*** Opening of Material provided ***

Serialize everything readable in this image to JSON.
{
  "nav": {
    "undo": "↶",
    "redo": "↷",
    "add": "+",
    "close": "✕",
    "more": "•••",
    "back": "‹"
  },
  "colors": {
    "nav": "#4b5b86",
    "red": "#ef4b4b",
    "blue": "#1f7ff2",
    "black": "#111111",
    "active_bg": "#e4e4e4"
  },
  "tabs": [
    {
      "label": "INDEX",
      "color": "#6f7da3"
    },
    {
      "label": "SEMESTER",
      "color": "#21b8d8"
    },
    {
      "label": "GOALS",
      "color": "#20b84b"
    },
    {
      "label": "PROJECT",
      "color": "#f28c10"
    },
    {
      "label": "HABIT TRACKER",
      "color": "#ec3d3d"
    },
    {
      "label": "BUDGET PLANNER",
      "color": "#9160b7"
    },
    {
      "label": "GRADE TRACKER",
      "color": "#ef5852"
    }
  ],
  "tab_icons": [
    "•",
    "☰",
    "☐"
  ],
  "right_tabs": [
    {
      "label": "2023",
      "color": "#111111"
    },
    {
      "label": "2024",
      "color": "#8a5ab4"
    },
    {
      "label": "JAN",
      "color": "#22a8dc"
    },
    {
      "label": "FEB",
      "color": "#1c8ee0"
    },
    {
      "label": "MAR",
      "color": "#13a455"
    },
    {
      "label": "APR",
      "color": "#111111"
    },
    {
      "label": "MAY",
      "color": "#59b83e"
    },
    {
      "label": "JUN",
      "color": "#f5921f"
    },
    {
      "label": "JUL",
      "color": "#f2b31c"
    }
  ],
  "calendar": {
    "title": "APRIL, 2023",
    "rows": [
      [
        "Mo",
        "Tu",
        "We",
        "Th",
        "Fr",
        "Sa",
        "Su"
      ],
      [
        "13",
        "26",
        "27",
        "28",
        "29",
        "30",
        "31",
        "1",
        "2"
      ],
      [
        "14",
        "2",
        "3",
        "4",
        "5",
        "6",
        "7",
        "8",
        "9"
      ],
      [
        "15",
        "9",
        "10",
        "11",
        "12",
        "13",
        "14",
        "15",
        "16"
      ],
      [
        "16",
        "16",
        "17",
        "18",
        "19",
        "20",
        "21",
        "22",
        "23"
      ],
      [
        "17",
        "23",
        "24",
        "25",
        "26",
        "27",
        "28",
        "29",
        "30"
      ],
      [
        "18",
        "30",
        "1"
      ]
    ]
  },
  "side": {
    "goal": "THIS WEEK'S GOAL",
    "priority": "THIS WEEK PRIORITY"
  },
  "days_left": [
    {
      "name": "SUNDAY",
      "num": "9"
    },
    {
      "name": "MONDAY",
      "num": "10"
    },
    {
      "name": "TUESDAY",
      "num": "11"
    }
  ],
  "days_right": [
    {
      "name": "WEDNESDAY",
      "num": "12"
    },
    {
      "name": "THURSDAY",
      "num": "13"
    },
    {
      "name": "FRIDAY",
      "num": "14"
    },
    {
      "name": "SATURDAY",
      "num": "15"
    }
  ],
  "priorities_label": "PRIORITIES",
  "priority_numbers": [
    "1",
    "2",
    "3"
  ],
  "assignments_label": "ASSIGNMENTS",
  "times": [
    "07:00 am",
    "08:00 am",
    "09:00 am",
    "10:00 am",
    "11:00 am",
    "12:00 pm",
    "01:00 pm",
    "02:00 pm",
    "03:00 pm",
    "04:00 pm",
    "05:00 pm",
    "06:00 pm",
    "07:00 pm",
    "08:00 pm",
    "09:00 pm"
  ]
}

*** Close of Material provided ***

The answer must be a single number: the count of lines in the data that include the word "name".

▸ Final answer:
7